Because of this, I don't really own any of the "proper" gear for regular exercise, other than running shoes.  When I signed up for a trial period at a local yoga studio last year, I had to go out and buy a mat.  I had to buy an armband for my iPod, and a water bottle with the type of lid I could pop open easily, for hiking or (maybe) running.  I'm just not naturally inclined to own the things I'd need for these sorts of occasions.  Having unexpected guests over? I have a bottle of red and white ready to go.  Going on a 2 hour hike?  Now I need to go to Marshall's.

Until I bought this sweet, neon orange, elastic-banded wonderful thing, I was hiking with a mini-travel case to hold my phone, key and emergency Benadryl - super annoying.  I very briefly considered shorts with pockets, but didn't trust that my things wouldn't fall out.  I also wasn't in the mood to stick stuff into my sports bra (like so many fellow female hikers I see) and have my phone get all sweaty - no, thank you.  This solves so many problems, I don't even care if it looks stupid!

For his birthday, C got a FitBit, and has been wearing it ever since.  I found myself wanting one, especially to figure out how many steps I'm taking and therefore how many calories I'm burning during the day, but didn't have the money to swing it just yet.  Then I realized that MapMyRun has an entire fitness devoted app called MapMyFitness, which allows you to record and/or log pretty much any workout ever.  I downloaded it immediately and took it on our next hike, and not only did I know how far we went, how many calories I burned, what my pace was, but also how much of a gain we made (we had been wondering just how high up we were at the peak) and it was incredible.

The combination of these two things has seriously changed the way I look at any sort of workout.  Before I never really understood the want or need to keep track of how many calories your burning, or what your splits may be (unless, of course, you're trying to PR a race), but I find myself really taking all of these things into consideration.  We go for a 2 mileish evening constitutional many nights of the week, and I've noticed that each time we go, we shave a bit more time off than the previous walk.  The one night I walked the majority of it alone (as C ran the neighborhood instead) I managed to shave a whole 2 minutes off my previous time (since I wasn't as distracted, I guess) and when I used it at the park, I was a minute faster.  (I think part of what slows us down is the uneven sidewalks that we have to be aware of - at the park, you're just walking/running on flat dirt paths.)  I even use it when we go for our bike rides down the bike path.  We noticed the first time that on the way out, we're definitely heading downhill for part of it, although its just barely noticeable.  On the way back, however, you really feel that tiny, slow incline in your calves.  After using the app on Sunday, I realized that over the span of 2ish miles, the incline is about 30ish feet - pretty steady!

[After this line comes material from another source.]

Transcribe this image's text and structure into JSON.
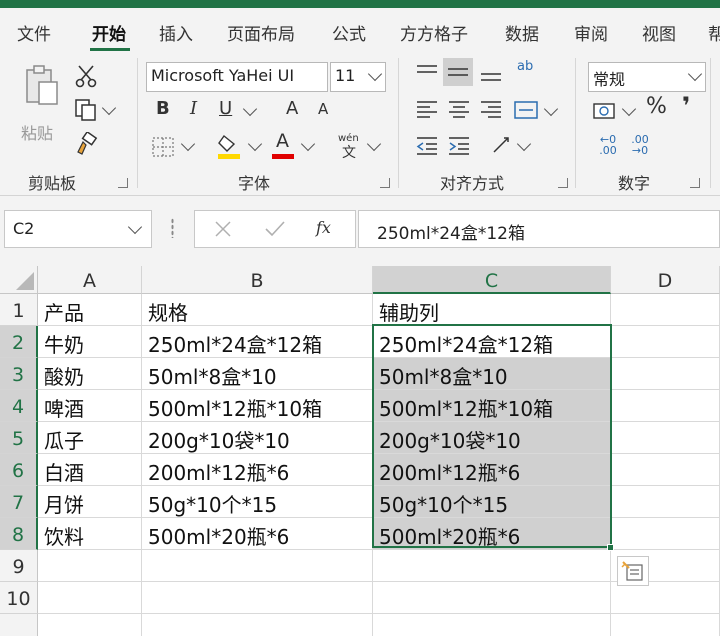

In fact, I'm becoming so enamored with this app, I'm considering signing up for a month unlimited at the local yoga studio... and trying to do a yoga class a day.  A lofty goal?  Maybe.  But it would be cool to track my progress!